After qualifying on the range the team began training for active shooter scenarios. All of this was done under the guidance of seasoned law enforcement, SWAT, and former military personnel. The team trained as individuals, as pairs, and as a group. “Again, each member of the team passed this portion with very high marks. As a part of our ongoing policy, team members are required participate in Active Shooter Drills quarterly. Through all of this our team was trained to run toward and neutralize or eliminate any threat to children and staff.“ No Outward Changes

The extra measures taken to protect students and staff will not be obvious outwardly. “No classroom teacher or paraprofessional is going to be walking around with a weapon attached to them — we believe that would be detrimental to what we are here first and foremost to do — provide a Christcentered education to your children,” McCormick told parents and guardians in his Facebook Live comments.

All approved weapons and ammunition are secured and locked placed strategically in the system’s three buildings. For safety and security reasons the locations where the weapons will be kept are known only to team members and to administrators. Also, for safety and security reasons the names and number of team members are known only to school administration and board members. “These team members are also known to our local law enforcement so they are identifiable in the event law enforcement enters the building during an active threat,” McCormick assured.

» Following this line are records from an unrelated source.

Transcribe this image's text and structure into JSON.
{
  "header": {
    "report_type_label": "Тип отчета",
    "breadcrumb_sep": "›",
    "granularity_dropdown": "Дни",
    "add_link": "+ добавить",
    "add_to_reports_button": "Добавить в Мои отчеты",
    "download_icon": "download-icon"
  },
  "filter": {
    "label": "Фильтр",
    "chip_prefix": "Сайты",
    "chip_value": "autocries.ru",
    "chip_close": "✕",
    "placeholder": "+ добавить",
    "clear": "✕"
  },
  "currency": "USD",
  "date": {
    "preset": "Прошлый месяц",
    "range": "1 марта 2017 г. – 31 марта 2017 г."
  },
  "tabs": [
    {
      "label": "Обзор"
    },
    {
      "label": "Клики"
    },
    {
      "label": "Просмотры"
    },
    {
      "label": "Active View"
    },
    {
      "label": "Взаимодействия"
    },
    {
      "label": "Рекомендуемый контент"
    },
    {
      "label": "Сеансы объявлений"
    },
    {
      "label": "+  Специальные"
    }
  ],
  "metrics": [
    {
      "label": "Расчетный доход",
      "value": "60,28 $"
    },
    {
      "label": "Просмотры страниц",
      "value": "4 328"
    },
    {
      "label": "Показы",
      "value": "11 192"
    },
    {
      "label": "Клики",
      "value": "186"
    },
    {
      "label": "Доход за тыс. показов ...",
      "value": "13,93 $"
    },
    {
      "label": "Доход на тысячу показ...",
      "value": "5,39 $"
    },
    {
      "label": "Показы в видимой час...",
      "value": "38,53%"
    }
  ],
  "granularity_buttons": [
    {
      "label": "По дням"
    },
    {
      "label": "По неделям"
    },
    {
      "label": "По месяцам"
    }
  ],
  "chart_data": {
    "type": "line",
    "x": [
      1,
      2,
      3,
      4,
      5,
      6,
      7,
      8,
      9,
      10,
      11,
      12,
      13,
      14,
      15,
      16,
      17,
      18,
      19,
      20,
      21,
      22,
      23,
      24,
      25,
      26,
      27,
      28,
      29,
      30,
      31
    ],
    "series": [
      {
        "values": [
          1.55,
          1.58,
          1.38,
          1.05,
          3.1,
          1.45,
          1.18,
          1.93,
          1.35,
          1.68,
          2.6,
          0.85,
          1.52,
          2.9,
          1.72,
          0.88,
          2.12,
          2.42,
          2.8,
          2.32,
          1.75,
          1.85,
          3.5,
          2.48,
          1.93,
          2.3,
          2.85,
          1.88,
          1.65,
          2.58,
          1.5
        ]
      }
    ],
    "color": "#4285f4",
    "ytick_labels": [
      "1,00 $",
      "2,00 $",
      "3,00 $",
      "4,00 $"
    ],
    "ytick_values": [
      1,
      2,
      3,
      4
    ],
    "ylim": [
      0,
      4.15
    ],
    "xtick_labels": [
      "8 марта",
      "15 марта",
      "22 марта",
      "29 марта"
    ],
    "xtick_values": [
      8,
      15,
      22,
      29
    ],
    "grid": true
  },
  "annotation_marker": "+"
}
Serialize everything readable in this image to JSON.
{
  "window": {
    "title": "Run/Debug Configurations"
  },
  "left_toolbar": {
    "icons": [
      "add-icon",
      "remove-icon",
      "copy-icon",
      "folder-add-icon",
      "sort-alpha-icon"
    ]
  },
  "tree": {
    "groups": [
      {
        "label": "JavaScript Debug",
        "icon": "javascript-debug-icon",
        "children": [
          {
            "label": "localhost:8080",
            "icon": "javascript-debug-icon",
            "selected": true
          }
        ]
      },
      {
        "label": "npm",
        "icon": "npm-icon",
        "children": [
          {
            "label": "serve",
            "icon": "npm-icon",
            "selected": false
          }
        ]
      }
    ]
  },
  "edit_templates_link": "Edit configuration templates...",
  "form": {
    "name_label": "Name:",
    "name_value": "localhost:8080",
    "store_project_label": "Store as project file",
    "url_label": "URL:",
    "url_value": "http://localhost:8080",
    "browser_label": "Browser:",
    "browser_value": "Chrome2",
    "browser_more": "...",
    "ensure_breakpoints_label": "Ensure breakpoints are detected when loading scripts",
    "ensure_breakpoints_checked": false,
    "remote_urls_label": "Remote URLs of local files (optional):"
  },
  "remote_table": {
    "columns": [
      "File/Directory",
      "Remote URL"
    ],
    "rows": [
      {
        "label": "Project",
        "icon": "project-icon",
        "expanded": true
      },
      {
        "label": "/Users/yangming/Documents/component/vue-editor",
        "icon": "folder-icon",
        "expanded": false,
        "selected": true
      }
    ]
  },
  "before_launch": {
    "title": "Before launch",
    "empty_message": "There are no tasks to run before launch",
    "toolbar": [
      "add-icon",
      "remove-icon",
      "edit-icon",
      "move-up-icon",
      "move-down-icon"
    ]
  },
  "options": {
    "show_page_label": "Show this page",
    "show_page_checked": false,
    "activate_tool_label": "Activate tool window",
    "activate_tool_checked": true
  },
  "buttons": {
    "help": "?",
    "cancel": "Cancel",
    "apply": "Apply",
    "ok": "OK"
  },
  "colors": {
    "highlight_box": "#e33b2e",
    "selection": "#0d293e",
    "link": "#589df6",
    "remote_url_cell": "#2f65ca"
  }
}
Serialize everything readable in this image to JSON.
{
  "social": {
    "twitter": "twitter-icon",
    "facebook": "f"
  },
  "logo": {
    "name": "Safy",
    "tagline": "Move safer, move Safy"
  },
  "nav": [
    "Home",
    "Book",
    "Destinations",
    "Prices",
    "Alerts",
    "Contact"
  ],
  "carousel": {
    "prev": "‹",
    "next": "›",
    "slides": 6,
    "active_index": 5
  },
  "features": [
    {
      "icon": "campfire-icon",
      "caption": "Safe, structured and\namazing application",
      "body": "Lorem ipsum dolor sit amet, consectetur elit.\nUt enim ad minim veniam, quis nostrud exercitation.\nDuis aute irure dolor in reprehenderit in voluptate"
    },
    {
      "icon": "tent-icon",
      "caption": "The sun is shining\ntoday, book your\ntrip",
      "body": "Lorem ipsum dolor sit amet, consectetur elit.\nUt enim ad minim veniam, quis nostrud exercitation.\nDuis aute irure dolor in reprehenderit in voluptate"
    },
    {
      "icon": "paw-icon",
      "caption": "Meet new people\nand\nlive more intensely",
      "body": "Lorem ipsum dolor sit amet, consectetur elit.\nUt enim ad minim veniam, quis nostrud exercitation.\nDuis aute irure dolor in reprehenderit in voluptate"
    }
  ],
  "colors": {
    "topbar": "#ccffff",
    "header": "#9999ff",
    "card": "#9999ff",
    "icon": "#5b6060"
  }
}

McCormick, who has been principal at VHA for 16 years, said, “There is so much more to our plans than simply arming and training a select group of employees to engage an active threat—and we have put so much thought and planning into all of them. Why, because these are “our” kids. We spend 7.5 hours a day, 180 days per year with them and we are vitally connected to them as our family.” He emphasized, “These team members are the people who are with these students everyday — and already close in the event of a crisis. We are not going to wait and sit by idly by and hope that law enforcement gets here in time.” VHA parents and guardians, who were emailed copies of the new policy, were invited to contact the school with any concerns or comments. McCormick said so far, no one has objected. “It’s been nothing but praise. They say, ‘Thank you for protecting our children. The world is crazy.’ ” Response from the Board of Directors and the school staff has been unanimously supportive, he added. Before VHA administrators announced the new plan to staff and parents, they met with Vidalia and Toombs County law enforcement to advise them of the new protocol. The school is also working to develop and refine its relationship with local law enforcement, specifically regarding immediate notification in the event of community emergencies that necessitate a school lockdown. McCormick said he is not aware of any other schools in this area, outside of Laurens County, which is instituting a similar plan to VHA’s. McCormick commented on the fact that the willingness to use deadly force in a Christian-centered school may be controversial for many. “I believe that it is easy to reconcile protecting our children with Christian beliefs. We are not police; we are not here to arrest. We are here because these are our children and we are entrusted with their protection. How could we say that we believe in the sanctity of life when these children might be needlessly harmed because nobody did anything? There is nothing Christian about letting that take place.”

Recent Death Notices